Theatre | Bangarra's spirited return | Ken Longworth

OUR LAND PEOPLE STORIES: Bangarra Dance Ensemble in the Nyapanyapa tale.  Photo: Edward Mulvihill
OUR LAND PEOPLE STORIES: Bangarra Dance Ensemble in the Nyapanyapa tale. Photo: Edward Mulvihill

BANGARRA Dance Theatre’s OUR land people stories includes three very different tales about indigenous Australians and their lives, but the whole program wowed audiences and reviewers when it toured to capital cities in 2016, receiving standing ovations.

The Brisbane-based company has remounted the show for a 2018 tour to key regional centres, beginning with Newcastle’s Civic Theatre on February 9 and 10.

OUR land people stories opens with Macq, which looks at a largely unknown aspect of Governor Macquarie’s relationship with Aboriginal people in NSW. Macquarie has largely been seen as having respect for the indigenous residents, but this work shows how he ordered in 1816 a massacre of members of the D’harawal people at Appin, south of Sydney, with more than 12 being killed.

Miyagan explores the kinships of the Wiradjuri people, the largest Aboriginal group in New South Wales who live along the western side of the Great Dividing Range, including at Dubbo. (The title means “our family” in the Wiradjuri language.)

Nyapanyapa was inspired by the life and beautifully textured paintings of Yirrkala artist Nyapanyapa Yunupingu, with projections showing many of her artworks behind the dancers.

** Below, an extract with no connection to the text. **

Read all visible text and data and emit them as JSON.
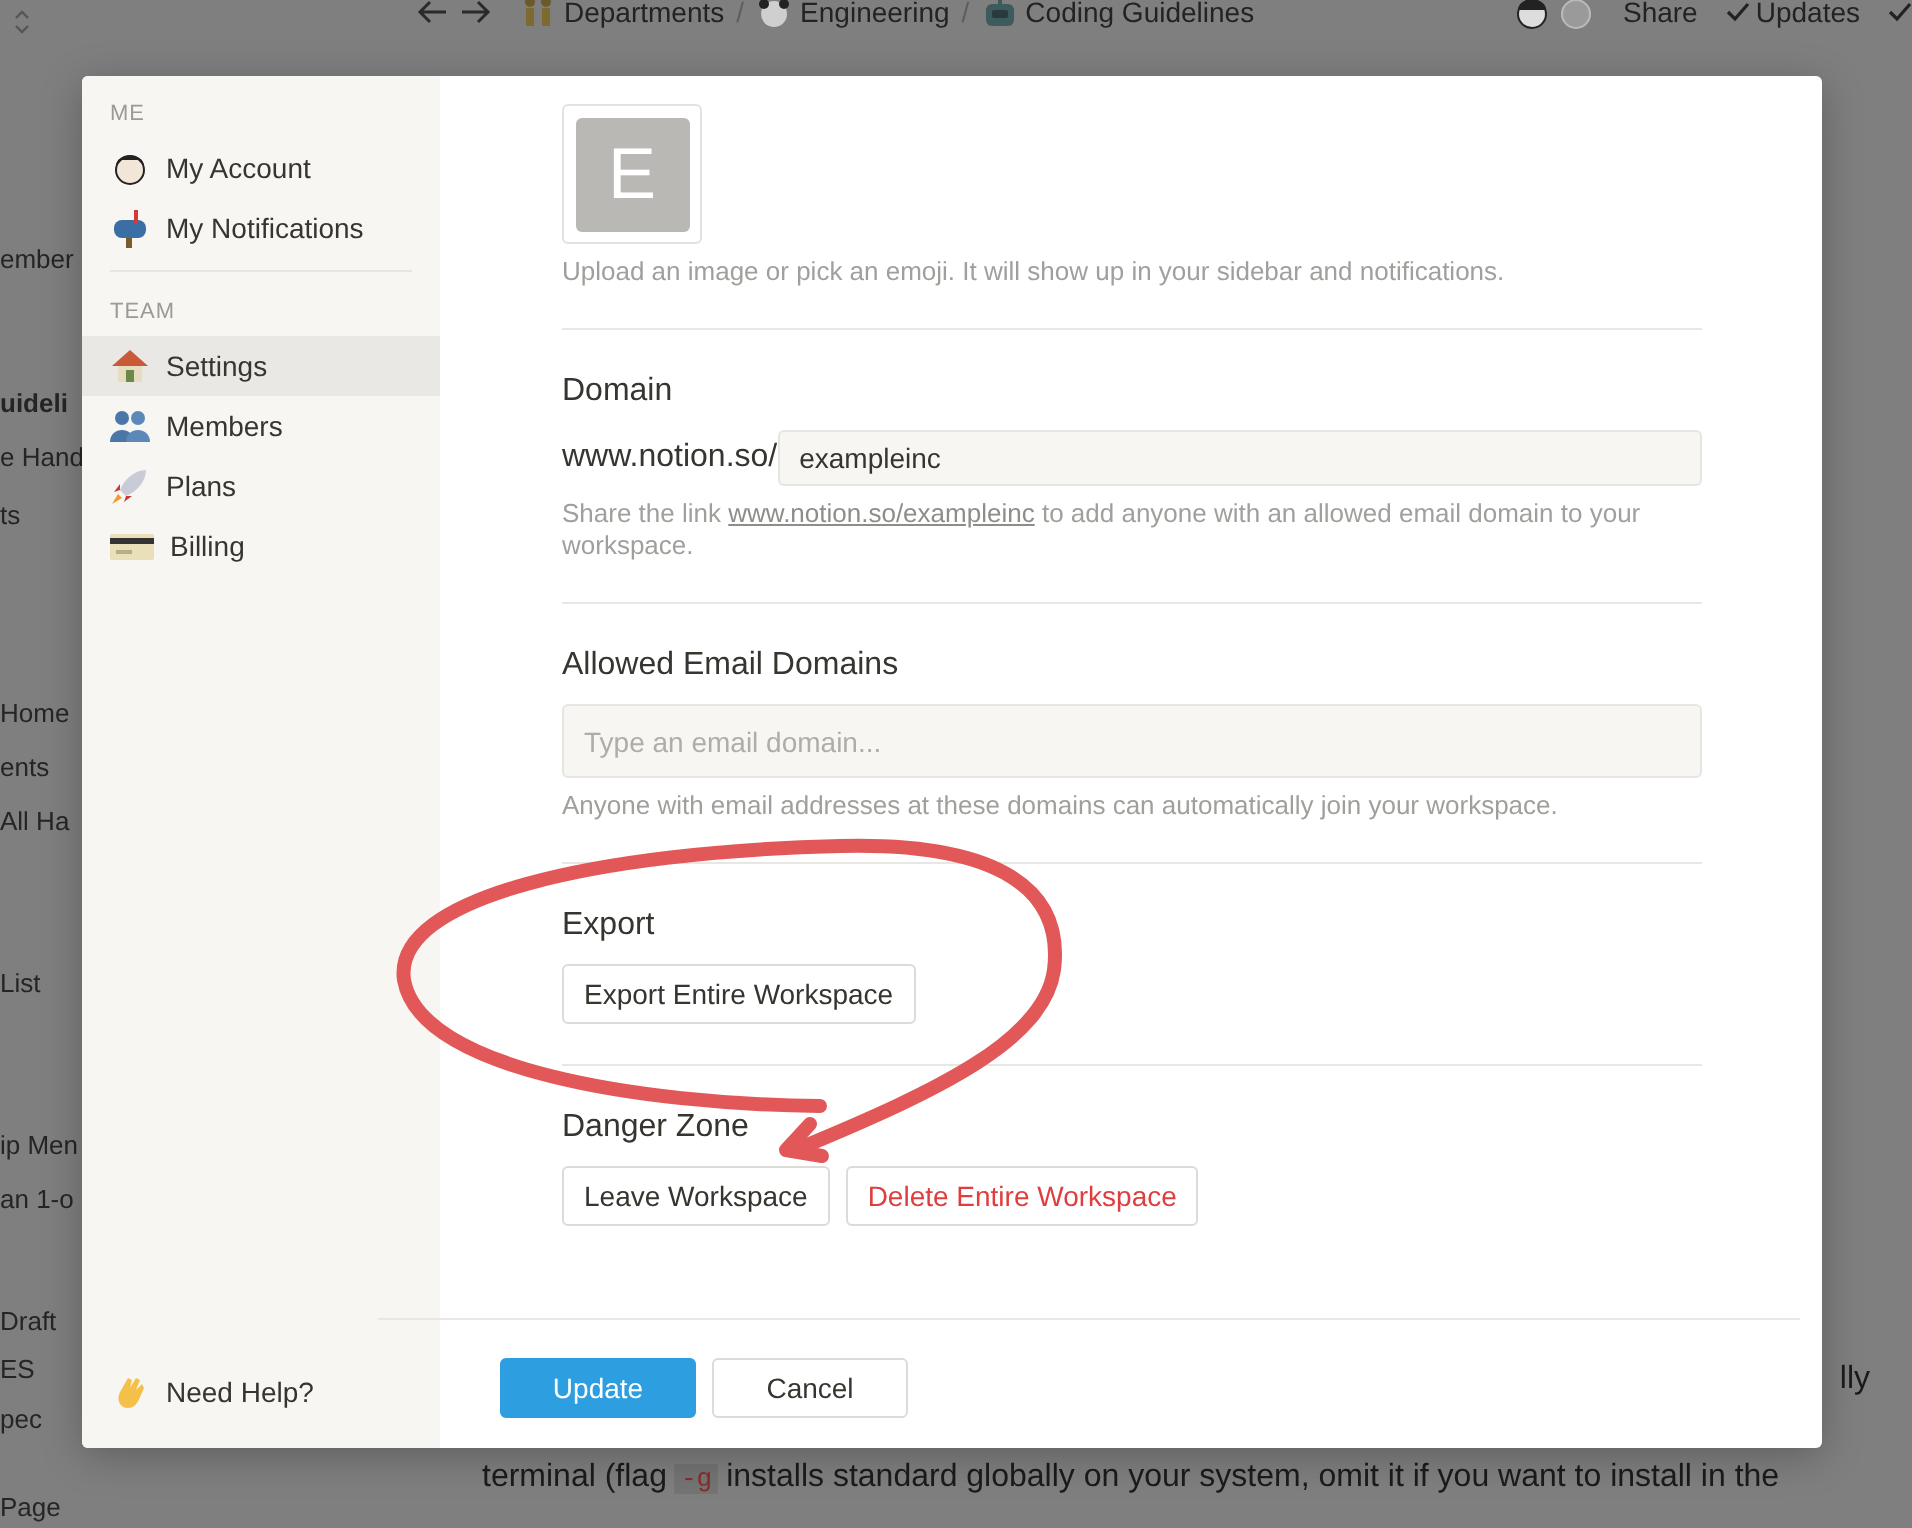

The three segments, which feature 17 indigenous dancers drawn from throughout Australia, make clear why Bangarra has the word “theatre” in its company name. There are very different styles of background music in each of the stories.

Macq, for example, has voice-over excerpts from Governor Macquarie’s diaries, which include his attempts at justifying the Appin massacre, as well as showing the respected aspects of his character. And the contrast between the military uniforms of the soldiers and the practical garb of the Aboriginals likewise show the differences between the invaders and the indigenous residents.

The dancers in Miyagan are backed by a colourful set that has branches represented by large emu feathers, with many of the branches vanishing by the story’s end. And Nyapanyapa brightly shows the nature of the title artist’s works and the things that influenced them, beginning with her being attacked by a water buffalo as a child, an incident that recurs in her art works. 

A large Bangarra team worked on the development of OUR land people stories, with the show dedicated to David Page, who put together the music for Macq. David Page, the brother of Bangarra artistic director Stephen Page, died unexpectedly just two months before the show opened in 2016.

OUR land people stories can be seen at 8pm on February 9 and 10. Tickets: $35 to $58. Bookings: 4929 1977.